Information provided START

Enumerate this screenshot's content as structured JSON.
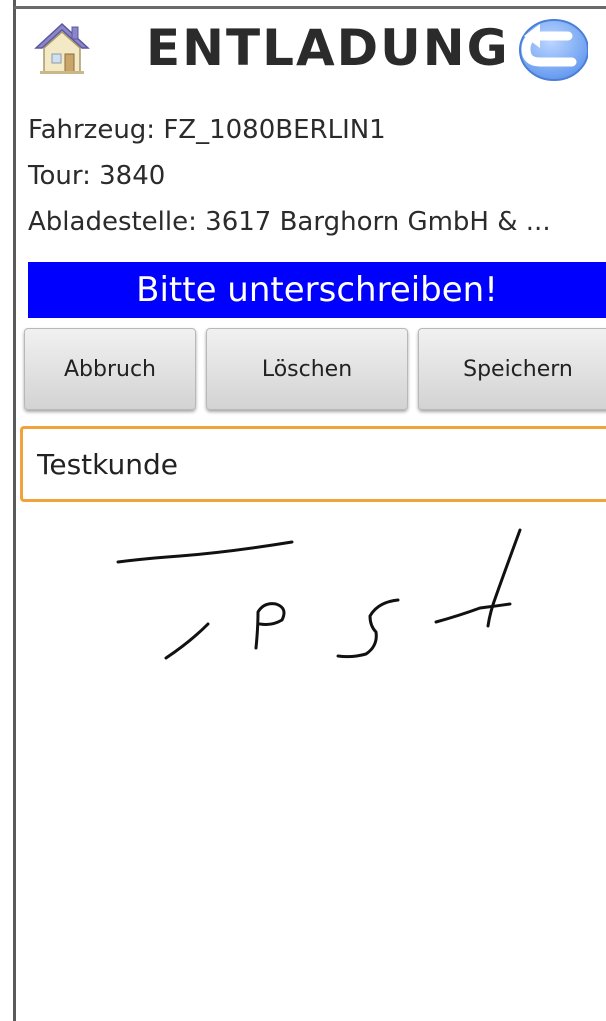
{
  "header": {
    "title": "ENTLADUNG",
    "home_icon": "home-icon",
    "back_icon": "back-arrow-icon"
  },
  "info": {
    "vehicle": "Fahrzeug: FZ_1080BERLIN1",
    "tour": "Tour: 3840",
    "unloading_point": "Abladestelle: 3617 Barghorn GmbH & ..."
  },
  "banner": {
    "text": "Bitte unterschreiben!"
  },
  "buttons": {
    "cancel": "Abbruch",
    "clear": "Löschen",
    "save": "Speichern"
  },
  "name_field": {
    "value": "Testkunde"
  },
  "colors": {
    "banner_bg": "#0000ff",
    "banner_text": "#ffffff",
    "input_focus_border": "#f2a23a",
    "title_text": "#2b2b2b"
  }
}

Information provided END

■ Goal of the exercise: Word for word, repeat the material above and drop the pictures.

■ Solution:
Enumerate this screenshot's content as structured JSON.
{
  "header": {
    "title": "ENTLADUNG",
    "home_icon": "home-icon",
    "back_icon": "back-arrow-icon"
  },
  "info": {
    "vehicle": "Fahrzeug: FZ_1080BERLIN1",
    "tour": "Tour: 3840",
    "unloading_point": "Abladestelle: 3617 Barghorn GmbH & ..."
  },
  "banner": {
    "text": "Bitte unterschreiben!"
  },
  "buttons": {
    "cancel": "Abbruch",
    "clear": "Löschen",
    "save": "Speichern"
  },
  "name_field": {
    "value": "Testkunde"
  },
  "colors": {
    "banner_bg": "#0000ff",
    "banner_text": "#ffffff",
    "input_focus_border": "#f2a23a",
    "title_text": "#2b2b2b"
  }
}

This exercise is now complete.